(Recorded data)
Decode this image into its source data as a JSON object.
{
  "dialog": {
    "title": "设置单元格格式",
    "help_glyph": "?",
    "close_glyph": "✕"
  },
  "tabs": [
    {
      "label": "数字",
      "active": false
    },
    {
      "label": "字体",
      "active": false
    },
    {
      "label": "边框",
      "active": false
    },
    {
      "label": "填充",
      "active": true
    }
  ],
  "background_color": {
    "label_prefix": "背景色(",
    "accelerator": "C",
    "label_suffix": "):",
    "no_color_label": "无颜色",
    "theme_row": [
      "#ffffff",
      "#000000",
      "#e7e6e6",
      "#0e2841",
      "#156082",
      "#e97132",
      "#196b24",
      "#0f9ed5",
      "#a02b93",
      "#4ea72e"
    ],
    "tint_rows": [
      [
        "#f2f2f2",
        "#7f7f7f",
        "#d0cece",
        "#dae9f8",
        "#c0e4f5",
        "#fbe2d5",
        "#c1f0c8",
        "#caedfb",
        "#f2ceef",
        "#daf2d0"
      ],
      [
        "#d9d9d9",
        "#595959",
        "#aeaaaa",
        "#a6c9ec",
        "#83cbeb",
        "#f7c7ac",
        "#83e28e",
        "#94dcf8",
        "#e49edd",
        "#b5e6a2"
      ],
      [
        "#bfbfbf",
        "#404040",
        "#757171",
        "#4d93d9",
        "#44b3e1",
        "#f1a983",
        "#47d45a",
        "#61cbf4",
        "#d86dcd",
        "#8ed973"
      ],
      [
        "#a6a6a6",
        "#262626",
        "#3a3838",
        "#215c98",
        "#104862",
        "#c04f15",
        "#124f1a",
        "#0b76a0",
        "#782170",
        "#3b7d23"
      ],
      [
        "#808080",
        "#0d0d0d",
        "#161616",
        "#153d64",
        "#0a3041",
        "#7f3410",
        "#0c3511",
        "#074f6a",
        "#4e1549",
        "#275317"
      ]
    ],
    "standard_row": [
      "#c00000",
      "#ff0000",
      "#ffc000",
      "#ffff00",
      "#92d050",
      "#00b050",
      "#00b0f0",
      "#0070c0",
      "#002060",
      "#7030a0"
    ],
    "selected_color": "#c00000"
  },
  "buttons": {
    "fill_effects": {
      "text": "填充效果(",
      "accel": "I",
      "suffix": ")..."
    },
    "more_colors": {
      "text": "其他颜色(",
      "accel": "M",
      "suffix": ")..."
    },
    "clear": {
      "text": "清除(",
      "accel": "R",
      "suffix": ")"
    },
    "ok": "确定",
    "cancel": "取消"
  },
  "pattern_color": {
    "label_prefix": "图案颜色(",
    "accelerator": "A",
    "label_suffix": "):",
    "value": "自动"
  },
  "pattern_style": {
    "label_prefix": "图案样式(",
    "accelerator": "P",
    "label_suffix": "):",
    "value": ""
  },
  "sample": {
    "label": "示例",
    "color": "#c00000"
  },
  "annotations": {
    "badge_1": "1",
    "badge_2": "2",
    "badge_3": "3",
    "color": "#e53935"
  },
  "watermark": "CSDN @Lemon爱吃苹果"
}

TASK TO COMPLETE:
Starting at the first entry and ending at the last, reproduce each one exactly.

TASK OUTPUT:
Decode this image into its source data as a JSON object.
{
  "dialog": {
    "title": "设置单元格格式",
    "help_glyph": "?",
    "close_glyph": "✕"
  },
  "tabs": [
    {
      "label": "数字",
      "active": false
    },
    {
      "label": "字体",
      "active": false
    },
    {
      "label": "边框",
      "active": false
    },
    {
      "label": "填充",
      "active": true
    }
  ],
  "background_color": {
    "label_prefix": "背景色(",
    "accelerator": "C",
    "label_suffix": "):",
    "no_color_label": "无颜色",
    "theme_row": [
      "#ffffff",
      "#000000",
      "#e7e6e6",
      "#0e2841",
      "#156082",
      "#e97132",
      "#196b24",
      "#0f9ed5",
      "#a02b93",
      "#4ea72e"
    ],
    "tint_rows": [
      [
        "#f2f2f2",
        "#7f7f7f",
        "#d0cece",
        "#dae9f8",
        "#c0e4f5",
        "#fbe2d5",
        "#c1f0c8",
        "#caedfb",
        "#f2ceef",
        "#daf2d0"
      ],
      [
        "#d9d9d9",
        "#595959",
        "#aeaaaa",
        "#a6c9ec",
        "#83cbeb",
        "#f7c7ac",
        "#83e28e",
        "#94dcf8",
        "#e49edd",
        "#b5e6a2"
      ],
      [
        "#bfbfbf",
        "#404040",
        "#757171",
        "#4d93d9",
        "#44b3e1",
        "#f1a983",
        "#47d45a",
        "#61cbf4",
        "#d86dcd",
        "#8ed973"
      ],
      [
        "#a6a6a6",
        "#262626",
        "#3a3838",
        "#215c98",
        "#104862",
        "#c04f15",
        "#124f1a",
        "#0b76a0",
        "#782170",
        "#3b7d23"
      ],
      [
        "#808080",
        "#0d0d0d",
        "#161616",
        "#153d64",
        "#0a3041",
        "#7f3410",
        "#0c3511",
        "#074f6a",
        "#4e1549",
        "#275317"
      ]
    ],
    "standard_row": [
      "#c00000",
      "#ff0000",
      "#ffc000",
      "#ffff00",
      "#92d050",
      "#00b050",
      "#00b0f0",
      "#0070c0",
      "#002060",
      "#7030a0"
    ],
    "selected_color": "#c00000"
  },
  "buttons": {
    "fill_effects": {
      "text": "填充效果(",
      "accel": "I",
      "suffix": ")..."
    },
    "more_colors": {
      "text": "其他颜色(",
      "accel": "M",
      "suffix": ")..."
    },
    "clear": {
      "text": "清除(",
      "accel": "R",
      "suffix": ")"
    },
    "ok": "确定",
    "cancel": "取消"
  },
  "pattern_color": {
    "label_prefix": "图案颜色(",
    "accelerator": "A",
    "label_suffix": "):",
    "value": "自动"
  },
  "pattern_style": {
    "label_prefix": "图案样式(",
    "accelerator": "P",
    "label_suffix": "):",
    "value": ""
  },
  "sample": {
    "label": "示例",
    "color": "#c00000"
  },
  "annotations": {
    "badge_1": "1",
    "badge_2": "2",
    "badge_3": "3",
    "color": "#e53935"
  },
  "watermark": "CSDN @Lemon爱吃苹果"
}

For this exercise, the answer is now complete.